The basic role of social security in the 21st century should be to provide “security” for people’s living. Only if a person is assured of security can he or she be motivated to take on challenges and can society exert its vigor. The social security-based “society that we aim for” should be formulated based on the three following pillars.
(1) A society that eliminates employment insecurity and concern about retired life, and that guarantees the “security” of living for everyone
We are striving to eliminate insecurity regarding “employment” and “retired life,” which are two major concerns for people; and moving away from “Japanese-specific welfare” that has depended on families and corporations, we are aim for a society that guarantees “security” of living for everyone, based on social safety nets that are equally open to all.
We aim for a society that ensures full employment and the full application of social security to employed workers.
(2) A society where people recognize and respect the significance and value of each other’s labor
The source of society’s vitality is labor, and through labor, individuals can recognize their own involvement in society and their sense of accomplishment. We aim for a society where “people exist not for the sake of the economy, but where the economy exists for the sake of people” and “the humanization of industry and labor.” We aim for a society where people recognize and respect the significance and value of each other’s labor (work), even though their working pattern may differ.
(3) A society where people can raise children with a sense of security, and where children can grow up in good health and freedom
In order to ensure that people can raise children with a sense of security, we are striving for the adoption of effective measures on a nationwide scale to reverse the declining birthrate. The shape of the children who will form the next generation is a reflection of that of adults, and children today are losing their way as people. We aim for society where adults can escape from the situation where they are overcome by concerns about their future and competition, revive “working” in their lives, and regain self-confidence and goals, and where children can grow up in good health and in a carefree way, with the support of their families, schools and local communities.
Strategic Agenda for the “Society We Aim for”
In order to achieve the “Society We Aim for,” we must address the strategic tasks described below, and need to take specific steps and change our sense of value.
(1) Change time-budget
While taking into consideration the specific values of various forms of time -- working hours, hours used for self-improvement for work, hours spent with family and community –we must secure the space to allow people to determine how they will allocate their time over their lifetimes (lifetime working hours).

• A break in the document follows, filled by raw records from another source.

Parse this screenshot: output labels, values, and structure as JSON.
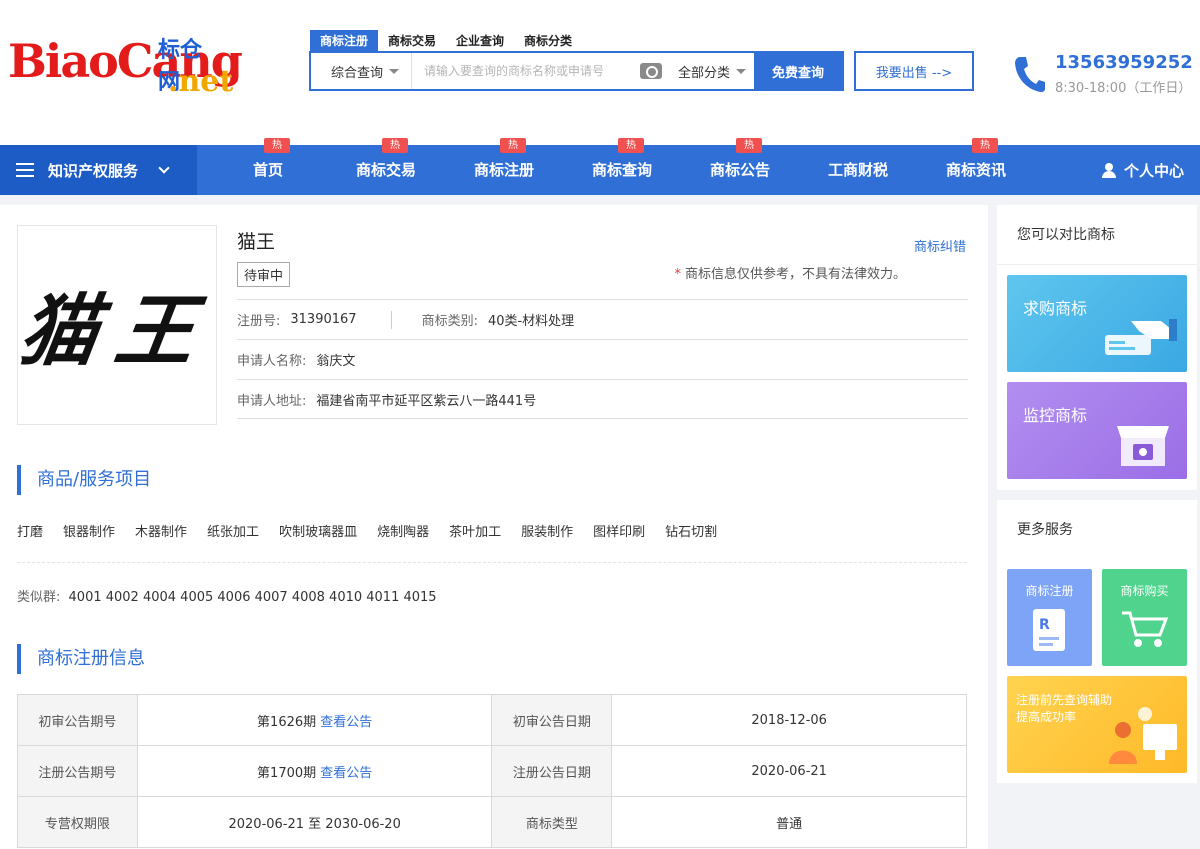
{
  "logo": {
    "en": "BiaoCang",
    "cn": "标仓网",
    "net": ".net"
  },
  "search": {
    "tabs": [
      "商标注册",
      "商标交易",
      "企业查询",
      "商标分类"
    ],
    "type_select": "综合查询",
    "placeholder": "请输入要查询的商标名称或申请号",
    "category_select": "全部分类",
    "submit_label": "免费查询"
  },
  "sell_button": "我要出售 -->",
  "contact": {
    "phone": "13563959252",
    "hours": "8:30-18:00（工作日）"
  },
  "nav": {
    "ip_services": "知识产权服务",
    "items": [
      {
        "label": "首页",
        "hot": "热"
      },
      {
        "label": "商标交易",
        "hot": "热"
      },
      {
        "label": "商标注册",
        "hot": "热"
      },
      {
        "label": "商标查询",
        "hot": "热"
      },
      {
        "label": "商标公告",
        "hot": "热"
      },
      {
        "label": "工商财税",
        "hot": ""
      },
      {
        "label": "商标资讯",
        "hot": "热"
      }
    ],
    "user_center": "个人中心"
  },
  "trademark": {
    "image_text": "猫王",
    "name": "猫王",
    "status": "待审中",
    "report_link": "商标纠错",
    "note_star": "*",
    "note": "商标信息仅供参考，不具有法律效力。",
    "reg_no_label": "注册号:",
    "reg_no": "31390167",
    "class_label": "商标类别:",
    "class_value": "40类-材料处理",
    "applicant_label": "申请人名称:",
    "applicant": "翁庆文",
    "address_label": "申请人地址:",
    "address": "福建省南平市延平区紫云八一路441号"
  },
  "goods_section": {
    "title": "商品/服务项目",
    "items": [
      "打磨",
      "银器制作",
      "木器制作",
      "纸张加工",
      "吹制玻璃器皿",
      "烧制陶器",
      "茶叶加工",
      "服装制作",
      "图样印刷",
      "钻石切割"
    ],
    "similar_label": "类似群:",
    "similar_groups": "4001 4002 4004 4005 4006 4007 4008 4010 4011 4015"
  },
  "reg_section": {
    "title": "商标注册信息",
    "rows": [
      {
        "h1": "初审公告期号",
        "v1": "第1626期",
        "link1": "查看公告",
        "h2": "初审公告日期",
        "v2": "2018-12-06"
      },
      {
        "h1": "注册公告期号",
        "v1": "第1700期",
        "link1": "查看公告",
        "h2": "注册公告日期",
        "v2": "2020-06-21"
      },
      {
        "h1": "专营权期限",
        "v1": "2020-06-21 至 2030-06-20",
        "link1": "",
        "h2": "商标类型",
        "v2": "普通"
      }
    ]
  },
  "sidebar": {
    "compare_title": "您可以对比商标",
    "buy_card": "求购商标",
    "watch_card": "监控商标",
    "more_title": "更多服务",
    "reg_card": "商标注册",
    "shop_card": "商标购买",
    "pre_card": "注册前先查询辅助提高成功率"
  },
  "colors": {
    "primary": "#2f6fd6",
    "hot_badge": "#f0504f",
    "logo_red": "#e41b1b"
  }
}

(2) Change living space
Living space can be both “physical space” and “people space” (communication space). Our aim is to re-knit this living space into “space for self-determination” which can be governed cooperatively by people living in local communities. The socialization of child raising and nursing care can be achieved within this living space (voluntary activities of the local community).
(3) Free land from private interests into public assets
Land speculation has transformed houses and public investments into private concessions (rights and interests), forced people to bear the burdens, and destroyed the environment. We aim to protect land from speculation and vested interests, and define land in society as public and social assets. With land as a public asset, we can work to develop a social infrastructure and housing policy that support our livelihoods, and rebuild local communities through “community development focused on welfare.”
(4) Put an end to the “supremacy of competitiveness”
Excessive cost competition and the pursuit of profits has hampered the improvement of working conditions, caused a stagnation of consumption and led to a vicious cycle of a rising yen and pressure to further reduce costs. To put an end to this excessive “supremacy of competitiveness,” we should make Japan’s technical prowess and competitive edge provide support for a more relaxed and well-balanced society and lives.
(5) Put an end to “male-centeredness”
The system that has alienated children, the aged, women and the disabled as “the weak” and forced long working hours on men in their young and middle ages, which has in turn alienated these men from their families and local communities, has now developed serious cracks and distortions. We need to change working patterns, institutions and practices under this “male-centered” system, and re-weave the system into relations where men and women can choose their own lifestyles, while helping each other.